U.S. Rep. Kelly Armstrong (R-ND) on Feb. 17 sponsored bipartisan, bicameral legislation to eliminate the federal sentencing disparity between crack and powder cocaine and retroactively apply it to those already convicted or sentenced.
The Eliminating a Quantifiably Unjust Application of the Law (EQUAL) Act, H.R. 1062, which Rep. Armstrong introduced with three original cosponsors, including U.S. Reps. Don Bacon (R-NE) and Hakeem Jeffries (D-NY), would allow reduced sentences for those convicted or sentenced for a federal offense involving cocaine base, according to the text of the bill.
“Eliminating the crack-powder cocaine sentencing disparity is a step toward applying equal justice under the law,” Rep. Armstrong said. “The EQUAL Act is sound bipartisan criminal justice reform that received overwhelming support in the House last Congress. It’s long overdue that we pass this bill and finally end the disparity to make a real difference for families across the nation.”

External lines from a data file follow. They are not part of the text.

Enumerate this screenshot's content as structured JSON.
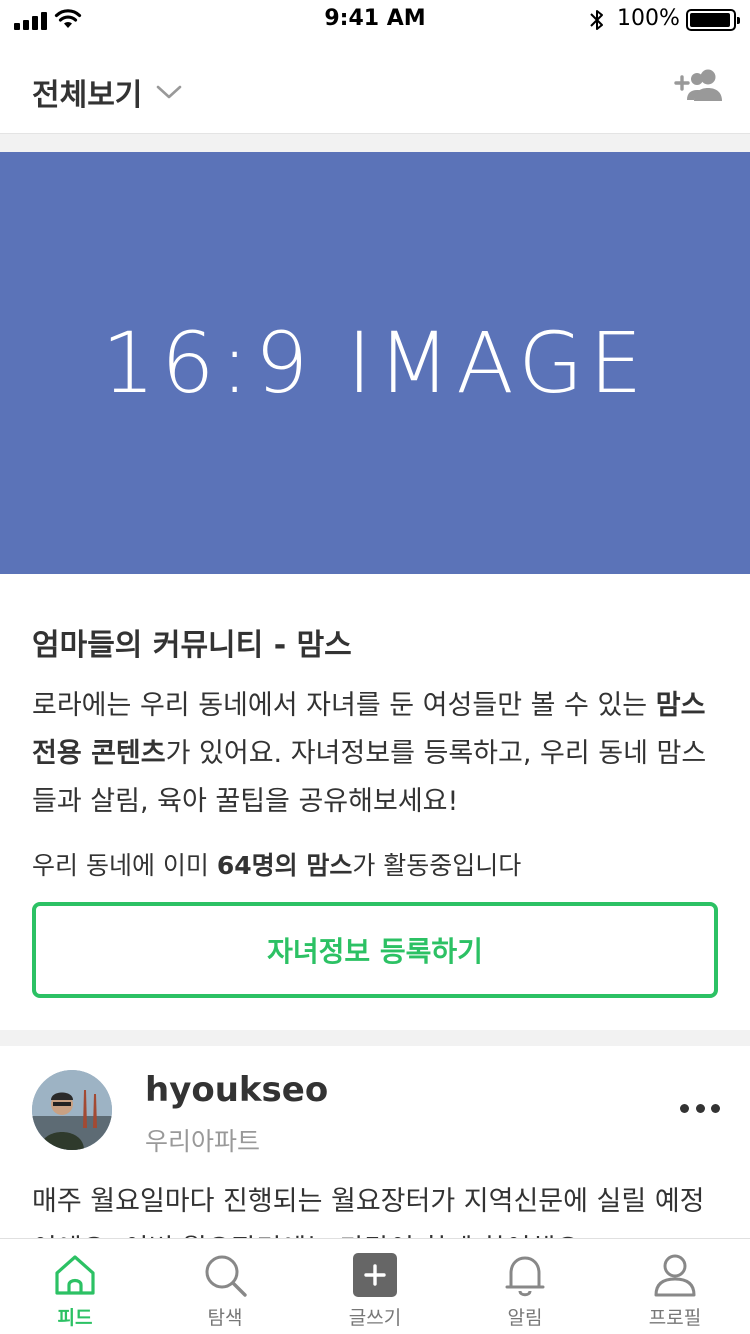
{
  "status_bar": {
    "time": "9:41 AM",
    "battery": "100%"
  },
  "header": {
    "title": "전체보기",
    "add_friend_icon": "add-user-icon"
  },
  "hero": {
    "text": "16:9 IMAGE",
    "color": "#5b73b8"
  },
  "intro": {
    "title": "엄마들의 커뮤니티 - 맘스",
    "desc_1": "로라에는 우리 동네에서 자녀를 둔 여성들만 볼 수 있는 ",
    "desc_bold": "맘스 전용 콘텐츠",
    "desc_2": "가 있어요. 자녀정보를 등록하고, 우리 동네 맘스들과 살림, 육아 꿀팁을 공유해보세요!",
    "count_1": "우리 동네에 이미 ",
    "count_bold": "64명의 맘스",
    "count_2": "가 활동중입니다",
    "button_label": "자녀정보 등록하기",
    "accent": "#2cc164"
  },
  "post": {
    "username": "hyoukseo",
    "location": "우리아파트",
    "body": "매주 월요일마다 진행되는 월요장터가 지역신문에 실릴 예정이에요. 이번 월요장터에는 다같이 함께 참여해요"
  },
  "tabbar": {
    "tabs": [
      {
        "label": "피드",
        "icon": "home-icon",
        "active": true
      },
      {
        "label": "탐색",
        "icon": "search-icon",
        "active": false
      },
      {
        "label": "글쓰기",
        "icon": "plus-icon",
        "active": false
      },
      {
        "label": "알림",
        "icon": "bell-icon",
        "active": false
      },
      {
        "label": "프로필",
        "icon": "profile-icon",
        "active": false
      }
    ]
  }
}
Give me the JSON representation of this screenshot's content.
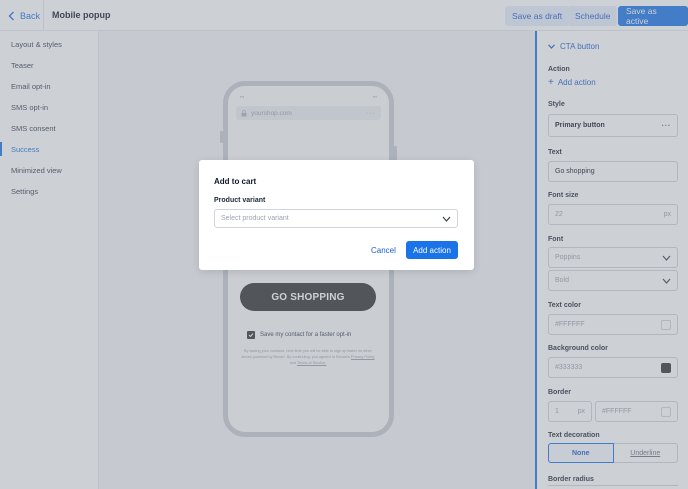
{
  "topbar": {
    "back_label": "Back",
    "title": "Mobile popup",
    "save_draft_label": "Save as draft",
    "schedule_label": "Schedule",
    "save_active_label": "Save as active"
  },
  "nav": {
    "items": [
      {
        "label": "Layout & styles"
      },
      {
        "label": "Teaser"
      },
      {
        "label": "Email opt-in"
      },
      {
        "label": "SMS opt-in"
      },
      {
        "label": "SMS consent"
      },
      {
        "label": "Success",
        "active": true
      },
      {
        "label": "Minimized view"
      },
      {
        "label": "Settings"
      }
    ]
  },
  "preview": {
    "url": "yourshop.com",
    "cta_label": "GO SHOPPING",
    "optin_label": "Save my contact for a faster opt-in",
    "legal_text": "By saving your contacts, next time you will be able to sign up faster on other stores powered by Recart. By continuing, you agreed to Recart's",
    "legal_privacy": "Privacy Policy",
    "legal_and": "and",
    "legal_terms": "Terms of Service."
  },
  "panel": {
    "section_title": "CTA button",
    "action_label": "Action",
    "add_action_label": "Add action",
    "style_label": "Style",
    "style_value": "Primary button",
    "text_label": "Text",
    "text_value": "Go shopping",
    "font_size_label": "Font size",
    "font_size_value": "22",
    "font_size_unit": "px",
    "font_label": "Font",
    "font_value": "Poppins",
    "font_weight_value": "Bold",
    "text_color_label": "Text color",
    "text_color_value": "#FFFFFF",
    "bg_color_label": "Background color",
    "bg_color_value": "#333333",
    "border_label": "Border",
    "border_width_value": "1",
    "border_width_unit": "px",
    "border_color_value": "#FFFFFF",
    "text_decoration_label": "Text decoration",
    "decoration_none": "None",
    "decoration_underline": "Underline",
    "border_radius_label": "Border radius"
  },
  "modal": {
    "title": "Add to cart",
    "field_label": "Product variant",
    "select_placeholder": "Select product variant",
    "cancel_label": "Cancel",
    "add_label": "Add action"
  },
  "colors": {
    "accent": "#1a73e8",
    "cta_bg": "#333333",
    "cta_text": "#FFFFFF"
  }
}
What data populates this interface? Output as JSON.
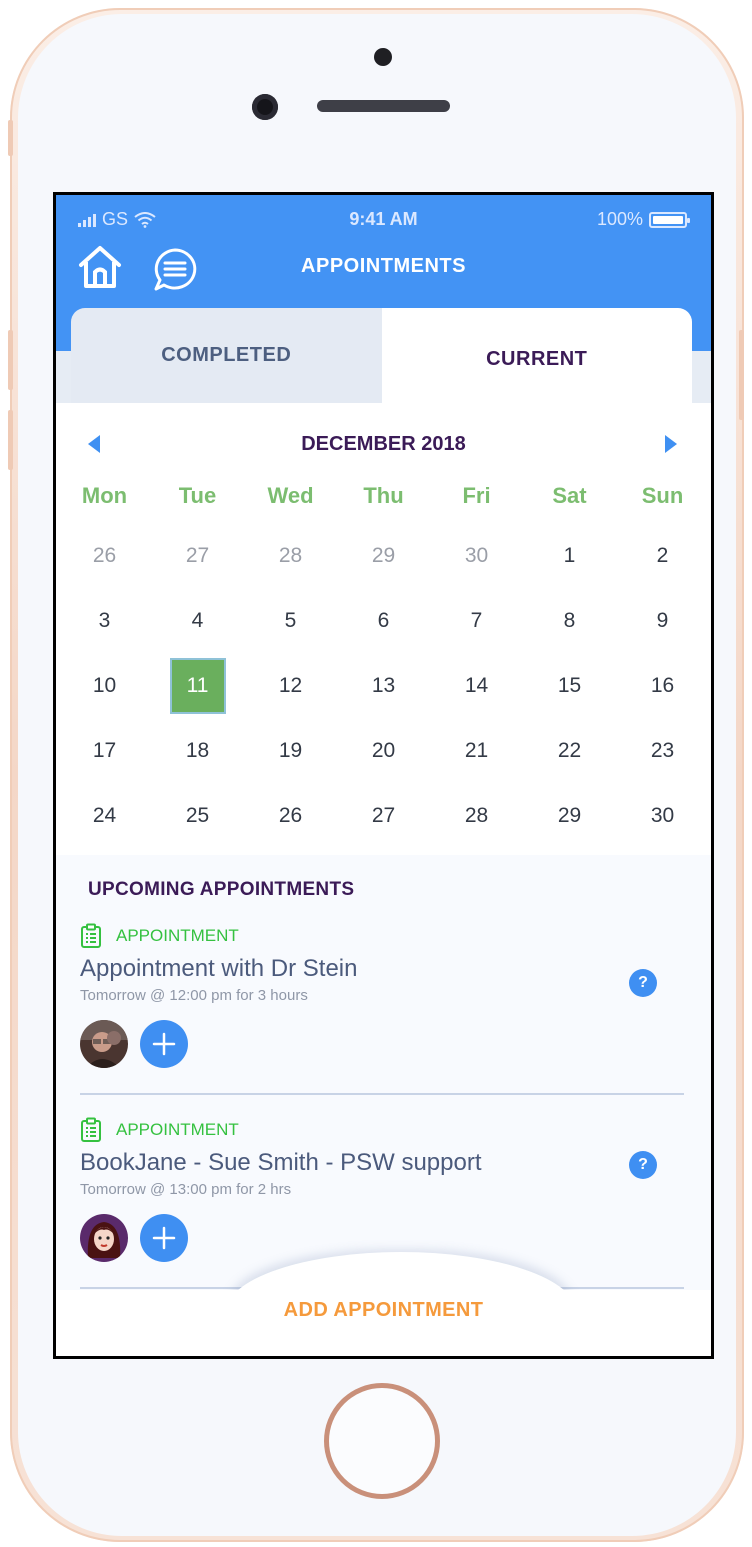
{
  "status_bar": {
    "carrier": "GS",
    "time": "9:41 AM",
    "battery": "100%"
  },
  "header": {
    "title": "APPOINTMENTS"
  },
  "tabs": [
    {
      "label": "COMPLETED"
    },
    {
      "label": "CURRENT"
    }
  ],
  "calendar": {
    "month": "DECEMBER 2018",
    "weekdays": [
      "Mon",
      "Tue",
      "Wed",
      "Thu",
      "Fri",
      "Sat",
      "Sun"
    ],
    "weeks": [
      [
        "26",
        "27",
        "28",
        "29",
        "30",
        "1",
        "2"
      ],
      [
        "3",
        "4",
        "5",
        "6",
        "7",
        "8",
        "9"
      ],
      [
        "10",
        "11",
        "12",
        "13",
        "14",
        "15",
        "16"
      ],
      [
        "17",
        "18",
        "19",
        "20",
        "21",
        "22",
        "23"
      ],
      [
        "24",
        "25",
        "26",
        "27",
        "28",
        "29",
        "30"
      ]
    ],
    "selected_day": "11"
  },
  "upcoming": {
    "title": "UPCOMING APPOINTMENTS",
    "items": [
      {
        "type": "APPOINTMENT",
        "name": "Appointment with Dr Stein",
        "when": "Tomorrow @ 12:00 pm for 3 hours",
        "help": "?"
      },
      {
        "type": "APPOINTMENT",
        "name": "BookJane - Sue Smith - PSW support",
        "when": "Tomorrow @ 13:00 pm for 2 hrs",
        "help": "?"
      }
    ]
  },
  "footer": {
    "add_label": "ADD APPOINTMENT"
  },
  "colors": {
    "primary": "#4393f4",
    "accent_green": "#6aaf5d",
    "accent_orange": "#f59a3c",
    "heading_purple": "#3b1b57"
  }
}
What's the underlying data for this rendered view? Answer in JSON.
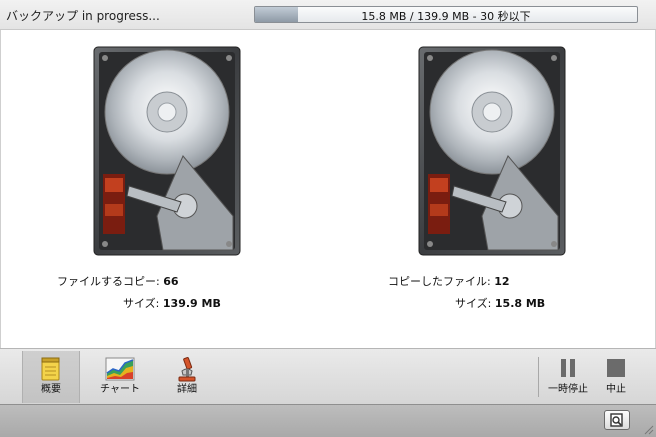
{
  "status": {
    "title": "バックアップ in progress...",
    "progress_fraction": 0.113,
    "progress_text": "15.8 MB / 139.9 MB - 30 秒以下"
  },
  "source": {
    "files_label": "ファイルするコピー:",
    "files_value": "66",
    "size_label": "サイズ:",
    "size_value": "139.9 MB"
  },
  "destination": {
    "files_label": "コピーしたファイル:",
    "files_value": "12",
    "size_label": "サイズ:",
    "size_value": "15.8 MB"
  },
  "toolbar": {
    "overview_label": "概要",
    "chart_label": "チャート",
    "details_label": "詳細",
    "pause_label": "一時停止",
    "stop_label": "中止"
  },
  "icons": {
    "overview": "notepad-icon",
    "chart": "chart-icon",
    "details": "microscope-icon",
    "pause": "pause-icon",
    "stop": "stop-icon",
    "quicklook": "quicklook-icon"
  }
}
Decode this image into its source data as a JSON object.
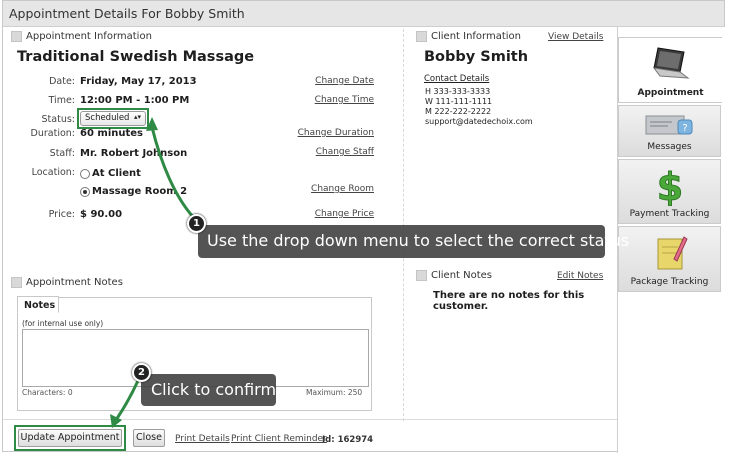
{
  "window": {
    "title": "Appointment Details For Bobby Smith"
  },
  "appointment": {
    "section_label": "Appointment Information",
    "service_name": "Traditional Swedish Massage",
    "fields": {
      "date_label": "Date:",
      "date_value": "Friday, May 17, 2013",
      "date_link": "Change Date",
      "time_label": "Time:",
      "time_value": "12:00 PM - 1:00 PM",
      "time_link": "Change Time",
      "status_label": "Status:",
      "status_value": "Scheduled",
      "duration_label": "Duration:",
      "duration_value": "60 minutes",
      "duration_link": "Change Duration",
      "staff_label": "Staff:",
      "staff_value": "Mr. Robert Johnson",
      "staff_link": "Change Staff",
      "location_label": "Location:",
      "location_option_1": "At Client",
      "location_option_2": "Massage Room 2",
      "location_selected": "Massage Room 2",
      "location_link": "Change Room",
      "price_label": "Price:",
      "price_value": "$ 90.00",
      "price_link": "Change Price"
    }
  },
  "client": {
    "section_label": "Client Information",
    "view_link": "View Details",
    "name": "Bobby Smith",
    "contact_heading": "Contact Details",
    "home_phone": "H  333-333-3333",
    "work_phone": "W  111-111-1111",
    "mobile_phone": "M  222-222-2222",
    "email": "support@datedechoix.com"
  },
  "appointment_notes": {
    "section_label": "Appointment Notes",
    "tab_label": "Notes",
    "hint": "(for internal use only)",
    "characters": "Characters: 0",
    "maximum": "Maximum:  250"
  },
  "client_notes": {
    "section_label": "Client Notes",
    "edit_link": "Edit Notes",
    "empty_text": "There are no notes for this customer."
  },
  "footer": {
    "update_button": "Update Appointment",
    "close_button": "Close",
    "print_details": "Print Details",
    "print_reminder": "Print Client Reminder",
    "id_text": "Id:  162974"
  },
  "sidenav": {
    "items": [
      {
        "label": "Appointment",
        "icon": "laptop-icon",
        "active": true
      },
      {
        "label": "Messages",
        "icon": "envelope-icon",
        "active": false
      },
      {
        "label": "Payment Tracking",
        "icon": "dollar-icon",
        "active": false
      },
      {
        "label": "Package Tracking",
        "icon": "notepad-pencil-icon",
        "active": false
      }
    ]
  },
  "callouts": [
    {
      "number": "1",
      "text": "Use the drop down menu to select the correct status"
    },
    {
      "number": "2",
      "text": "Click to confirm"
    }
  ],
  "colors": {
    "highlight": "#2f8a45",
    "callout_bg": "#3c3c3c",
    "title_bar": "#e6e6e6"
  }
}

U.S. Sens. Cory Booker (D-NJ) and Thom Tillis (R-NC) on Feb. 16 introduced the identical S. 524 with six other original cosponsors in their chamber.
“It is unjust that, for decades, baseless and unscientific sentencing disparities between crack and powder cocaine have contributed to the explosion of mass incarceration in the United States and disproportionately impacted poor people, black and brown people, and people fighting mental illness,” said Sen. Booker. “This bipartisan legislation will help right the wrongs of our nation’s failed War on Drugs and reform our broken criminal justice system.”
After passage of the Anti-Drug Abuse Act of 1986, sentencing varied for crack and powder cocaine offenses. For instance, until 2010, someone convicted of distributing 5 grams of crack cocaine served the same five-year mandatory minimum prison sentence as someone convicted of distributing 500 grams of powder cocaine, according to information provided by the lawmakers.
Rep. Armstrong and Sen. Booker originally introduced the EQUAL Act in 2021 to finally eliminate the disparity. The U.S. House of Representatives in September 2021 voted 361-66 to approve the bill, but it stalled in the U.S. Senate, the information says.